As Millennials continue to change the conversation about American drinking culture, mindful drinking has become a phrase that is top-of-mind. Many Millennial and Gen Z sippers are looking to lower-ABV drinks and craft mocktails as part of a healthier, well-balanced lifestyle.
The beer industry has taken notice of this shift and while craft brewers everywhere are finding new, unique, sustainable and even healthier practices, Brooklyn Brewery is taking it a step further. The company has announced the launch of its first nonalcoholic craft beer, dubbed Special Effects. It will begin rolling out this month and is set to be in all 30 of the brand’s markets by January 2020.
“We did a lot of market research and we found that people [in their 20s] have grown up with different drinking patterns,” says Robin Ottaway, president, Brooklyn Brewery. “We knew that something was happening here and it made sense to explore this.”
Ottaway and the others at Brooklyn Brewery got to work on developing a non-alcoholic brew like those found in European countries like Sweden and the U.K. He said that while the beer being nonalcoholic was a priority, there was something else that was more important—flavor.
“We knew that it had to taste good, so we figured if we could make a craft beer without alcohol, there would be a market for it,” he says.
Special Effects is made in the style of an amber lager, notes Ottaway, and has notes of peeled grapefruit and fresh zesty aromas with a clean bitter edge. It pairs well with pub foods, salads and just about anything off the grill, says Ottaway. The beer is going to be introduced through traditional cans and bottles and then will make its way to draft.
“This beer is fun, energetic and has a good taste.

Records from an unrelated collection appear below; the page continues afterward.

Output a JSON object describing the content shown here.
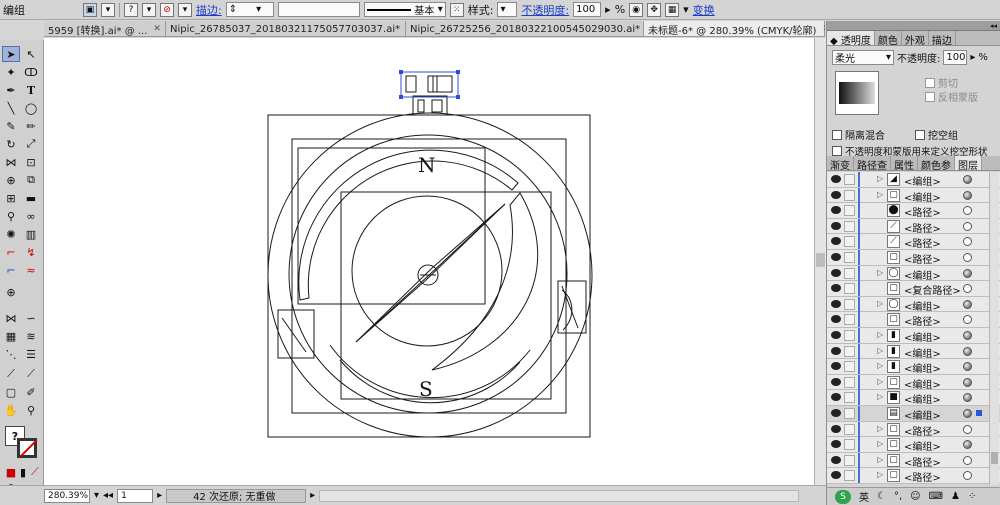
{
  "control_bar": {
    "object_type": "编组",
    "stroke_label": "描边:",
    "profile_label": "基本",
    "style_label": "样式:",
    "opacity_label": "不透明度:",
    "opacity_value": "100",
    "opacity_unit": "%",
    "transform_label": "变换"
  },
  "tabs": [
    {
      "label": "5959 [转换].ai* @ ...",
      "active": false
    },
    {
      "label": "Nipic_26785037_20180321175057703037.ai*",
      "active": false
    },
    {
      "label": "Nipic_26725256_20180322100545029030.ai*",
      "active": false
    },
    {
      "label": "未标题-6* @ 280.39% (CMYK/轮廓)",
      "active": true
    }
  ],
  "canvas_art": {
    "north_label": "N",
    "south_label": "S"
  },
  "status_bar": {
    "zoom": "280.39%",
    "page": "1",
    "message": "42 次还原; 无重做"
  },
  "transparency_panel": {
    "tabs": [
      "透明度",
      "颜色",
      "外观",
      "描边"
    ],
    "blend_mode": "柔光",
    "opacity_label": "不透明度:",
    "opacity_value": "100",
    "opacity_unit": "%",
    "clip_label": "剪切",
    "invert_mask_label": "反相蒙版",
    "isolate_blending_label": "隔离混合",
    "knockout_group_label": "挖空组",
    "opacity_mask_label": "不透明度和蒙版用来定义挖空形状"
  },
  "layers_panel": {
    "tabs": [
      "渐变",
      "路径查",
      "属性",
      "颜色参",
      "图层"
    ],
    "rows": [
      {
        "name": "<编组>",
        "arrow": true,
        "target_filled": true
      },
      {
        "name": "<编组>",
        "arrow": true,
        "target_filled": true
      },
      {
        "name": "<路径>",
        "arrow": false,
        "target_filled": false
      },
      {
        "name": "<路径>",
        "arrow": false,
        "target_filled": false
      },
      {
        "name": "<路径>",
        "arrow": false,
        "target_filled": false
      },
      {
        "name": "<路径>",
        "arrow": false,
        "target_filled": false
      },
      {
        "name": "<编组>",
        "arrow": true,
        "target_filled": true
      },
      {
        "name": "<复合路径>",
        "arrow": false,
        "target_filled": false
      },
      {
        "name": "<编组>",
        "arrow": true,
        "target_filled": true
      },
      {
        "name": "<路径>",
        "arrow": false,
        "target_filled": false
      },
      {
        "name": "<编组>",
        "arrow": true,
        "target_filled": true
      },
      {
        "name": "<编组>",
        "arrow": true,
        "target_filled": true
      },
      {
        "name": "<编组>",
        "arrow": true,
        "target_filled": true
      },
      {
        "name": "<编组>",
        "arrow": true,
        "target_filled": true
      },
      {
        "name": "<编组>",
        "arrow": true,
        "target_filled": true
      },
      {
        "name": "<编组>",
        "arrow": false,
        "target_filled": true,
        "selected": true
      },
      {
        "name": "<路径>",
        "arrow": true,
        "target_filled": false
      },
      {
        "name": "<编组>",
        "arrow": true,
        "target_filled": true
      },
      {
        "name": "<路径>",
        "arrow": true,
        "target_filled": false
      },
      {
        "name": "<路径>",
        "arrow": true,
        "target_filled": false
      }
    ]
  },
  "ime_bar": {
    "label": "英"
  }
}
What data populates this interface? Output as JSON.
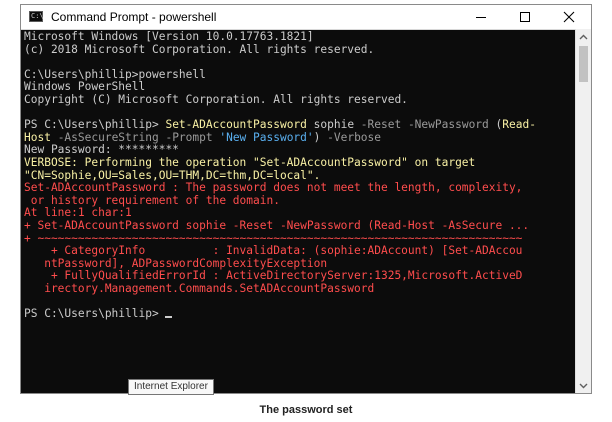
{
  "window": {
    "title": "Command Prompt - powershell",
    "icon": "cmd-app-icon",
    "icon_glyph": "C:\\",
    "controls": {
      "minimize": "minimize-icon",
      "maximize": "maximize-icon",
      "close": "close-icon"
    }
  },
  "console": {
    "colors": {
      "background": "#0c0c0c",
      "text": "#cccccc",
      "command": "#f9f1a5",
      "parameter": "#9a9a9a",
      "string": "#5ab0f0",
      "error": "#ff4d4d"
    },
    "lines": [
      [
        {
          "t": "Microsoft Windows [Version 10.0.17763.1821]",
          "c": ""
        }
      ],
      [
        {
          "t": "(c) 2018 Microsoft Corporation. All rights reserved.",
          "c": ""
        }
      ],
      [
        {
          "t": "",
          "c": ""
        }
      ],
      [
        {
          "t": "C:\\Users\\phillip>powershell",
          "c": ""
        }
      ],
      [
        {
          "t": "Windows PowerShell",
          "c": ""
        }
      ],
      [
        {
          "t": "Copyright (C) Microsoft Corporation. All rights reserved.",
          "c": ""
        }
      ],
      [
        {
          "t": "",
          "c": ""
        }
      ],
      [
        {
          "t": "PS C:\\Users\\phillip> ",
          "c": ""
        },
        {
          "t": "Set-ADAccountPassword",
          "c": "c-yel"
        },
        {
          "t": " sophie ",
          "c": ""
        },
        {
          "t": "-Reset -NewPassword",
          "c": "c-gray"
        },
        {
          "t": " (",
          "c": ""
        },
        {
          "t": "Read-",
          "c": "c-yel"
        }
      ],
      [
        {
          "t": "Host",
          "c": "c-yel"
        },
        {
          "t": " -AsSecureString -Prompt ",
          "c": "c-gray"
        },
        {
          "t": "'New Password'",
          "c": "c-blue"
        },
        {
          "t": ") ",
          "c": ""
        },
        {
          "t": "-Verbose",
          "c": "c-gray"
        }
      ],
      [
        {
          "t": "New Password: *********",
          "c": ""
        }
      ],
      [
        {
          "t": "VERBOSE: Performing the operation \"Set-ADAccountPassword\" on target",
          "c": "c-yel"
        }
      ],
      [
        {
          "t": "\"CN=Sophie,OU=Sales,OU=THM,DC=thm,DC=local\".",
          "c": "c-yel"
        }
      ],
      [
        {
          "t": "Set-ADAccountPassword : The password does not meet the length, complexity,",
          "c": "c-red"
        }
      ],
      [
        {
          "t": " or history requirement of the domain.",
          "c": "c-red"
        }
      ],
      [
        {
          "t": "At line:1 char:1",
          "c": "c-red"
        }
      ],
      [
        {
          "t": "+ Set-ADAccountPassword sophie -Reset -NewPassword (Read-Host -AsSecure ...",
          "c": "c-red"
        }
      ],
      [
        {
          "t": "+ ~~~~~~~~~~~~~~~~~~~~~~~~~~~~~~~~~~~~~~~~~~~~~~~~~~~~~~~~~~~~~~~~~~~~~~~~",
          "c": "c-red"
        }
      ],
      [
        {
          "t": "    + CategoryInfo          : InvalidData: (sophie:ADAccount) [Set-ADAccou",
          "c": "c-red"
        }
      ],
      [
        {
          "t": "   ntPassword], ADPasswordComplexityException",
          "c": "c-red"
        }
      ],
      [
        {
          "t": "    + FullyQualifiedErrorId : ActiveDirectoryServer:1325,Microsoft.ActiveD",
          "c": "c-red"
        }
      ],
      [
        {
          "t": "   irectory.Management.Commands.SetADAccountPassword",
          "c": "c-red"
        }
      ],
      [
        {
          "t": "",
          "c": ""
        }
      ],
      [
        {
          "t": "PS C:\\Users\\phillip> ",
          "c": "",
          "cursor": true
        }
      ]
    ]
  },
  "scrollbar": {
    "up": "scroll-up-arrow-icon",
    "down": "scroll-down-arrow-icon"
  },
  "tooltip": {
    "text": "Internet Explorer"
  },
  "caption": {
    "text": "The password set"
  }
}
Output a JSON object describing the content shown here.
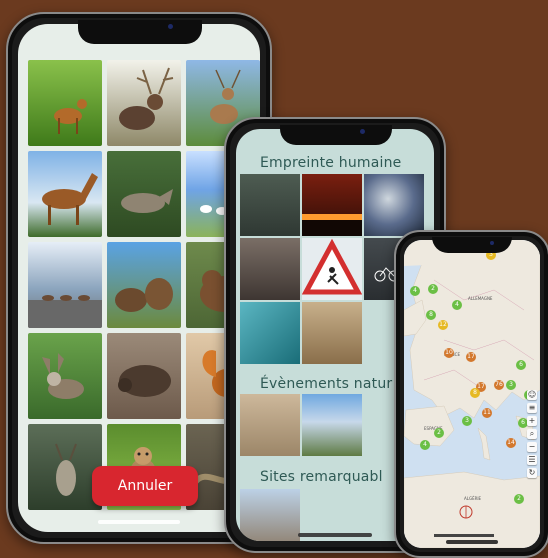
{
  "phone1": {
    "cancel_button": "Annuler",
    "tiles": [
      {
        "name": "photo-deer-grass",
        "bg": "linear-gradient(#8ac14b,#3f7a1a)"
      },
      {
        "name": "photo-stag-antlers",
        "bg": "linear-gradient(#f2f2ea,#8e8868)"
      },
      {
        "name": "photo-deer-meadow",
        "bg": "linear-gradient(#8fb8e6,#5d8c3b)"
      },
      {
        "name": "photo-horse",
        "bg": "linear-gradient(#7fb2e6,#d9e7f2 60%,#3e6b2a)"
      },
      {
        "name": "photo-wolf",
        "bg": "linear-gradient(#486f3a,#2e4a22)"
      },
      {
        "name": "photo-sheep-field",
        "bg": "linear-gradient(#c9e0ff,#6fa4e6 45%,#8bb35a)"
      },
      {
        "name": "photo-deer-road",
        "bg": "linear-gradient(#e6eef7,#8ba4bd 55%,#6a6f72)"
      },
      {
        "name": "photo-bears",
        "bg": "linear-gradient(#5aa3e4,#6c8a3e)"
      },
      {
        "name": "photo-brown-bear",
        "bg": "linear-gradient(#6e8a4c,#4d6635)"
      },
      {
        "name": "photo-donkey",
        "bg": "linear-gradient(#6aa34b,#3a6a2b)"
      },
      {
        "name": "photo-boar",
        "bg": "linear-gradient(#9b8a79,#6d5a4b)"
      },
      {
        "name": "photo-squirrel",
        "bg": "linear-gradient(#e1c9a8,#b89b79)"
      },
      {
        "name": "photo-goat-mountain",
        "bg": "linear-gradient(#5c6e58,#2d3e2b)"
      },
      {
        "name": "photo-marmot",
        "bg": "linear-gradient(#5b8d2e,#8dbf4a)"
      },
      {
        "name": "photo-snake",
        "bg": "linear-gradient(#6b6452,#4a4336)"
      }
    ]
  },
  "phone2": {
    "sections": [
      "Empreinte humaine",
      "Évènements natur",
      "Sites remarquabl"
    ],
    "empreinte_tiles": [
      {
        "name": "photo-diver",
        "bg": "linear-gradient(#4e5c52,#2f3833)"
      },
      {
        "name": "photo-fire-night",
        "bg": "linear-gradient(#7a1f10,#2a0c05)"
      },
      {
        "name": "photo-oil-swirl",
        "bg": "radial-gradient(circle at 40% 40%,#cfd7de,#5a6b8c 50%,#1f2a3a)"
      },
      {
        "name": "photo-rock-wall",
        "bg": "linear-gradient(#7a6e66,#3e3632)"
      },
      {
        "name": "photo-roadwork-sign",
        "bg": "#e6ecef"
      },
      {
        "name": "photo-bike-lane",
        "bg": "linear-gradient(#444a4e,#2a2e31)"
      },
      {
        "name": "photo-turquoise-debris",
        "bg": "linear-gradient(135deg,#5bb6c2,#1a6d78)"
      },
      {
        "name": "photo-crowd-beach",
        "bg": "linear-gradient(#c8b08b,#8a6e4a)"
      }
    ],
    "evenements_tiles": [
      {
        "name": "photo-sand-dunes",
        "bg": "linear-gradient(#cdb89b,#9c8668)"
      },
      {
        "name": "photo-coast-hill",
        "bg": "linear-gradient(#6fa8e0,#c7d8ea 45%,#5e7a44)"
      }
    ],
    "sites_tiles": [
      {
        "name": "photo-tower-ruins",
        "bg": "linear-gradient(#bcd1e6,#8b7a66)"
      }
    ]
  },
  "phone3": {
    "clusters": [
      {
        "label": "3",
        "color": "#e6b923"
      },
      {
        "label": "4",
        "color": "#6bbf45"
      },
      {
        "label": "2",
        "color": "#6bbf45"
      },
      {
        "label": "8",
        "color": "#6bbf45"
      },
      {
        "label": "12",
        "color": "#e6b923"
      },
      {
        "label": "4",
        "color": "#6bbf45"
      },
      {
        "label": "17",
        "color": "#d3782d"
      },
      {
        "label": "10",
        "color": "#d3782d"
      },
      {
        "label": "17",
        "color": "#d3782d"
      },
      {
        "label": "76",
        "color": "#d3782d"
      },
      {
        "label": "3",
        "color": "#6bbf45"
      },
      {
        "label": "6",
        "color": "#6bbf45"
      },
      {
        "label": "5",
        "color": "#6bbf45"
      },
      {
        "label": "3",
        "color": "#6bbf45"
      },
      {
        "label": "4",
        "color": "#6bbf45"
      },
      {
        "label": "2",
        "color": "#6bbf45"
      },
      {
        "label": "14",
        "color": "#d3782d"
      },
      {
        "label": "6",
        "color": "#6bbf45"
      },
      {
        "label": "2",
        "color": "#6bbf45"
      },
      {
        "label": "11",
        "color": "#d3782d"
      },
      {
        "label": "8",
        "color": "#e6b923"
      }
    ],
    "tool_icons": [
      "user-icon",
      "layers-icon",
      "plus-icon",
      "zoom-icon",
      "minus-icon",
      "menu-icon",
      "refresh-icon"
    ]
  }
}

I feel like, over time, we are going to continue to see this trend grow,” he says, noting that he foresees more options available in the nonalcoholic beer sector sooner rather than later.
“Nonalcoholic beverages are no longer just for people who can’t drink, for whatever reason they choose. There is a fundamental shift in consumer drinking habits and consumer behavior. All of those lines are becoming very blurred, and we want this to be a solution for them,” he says.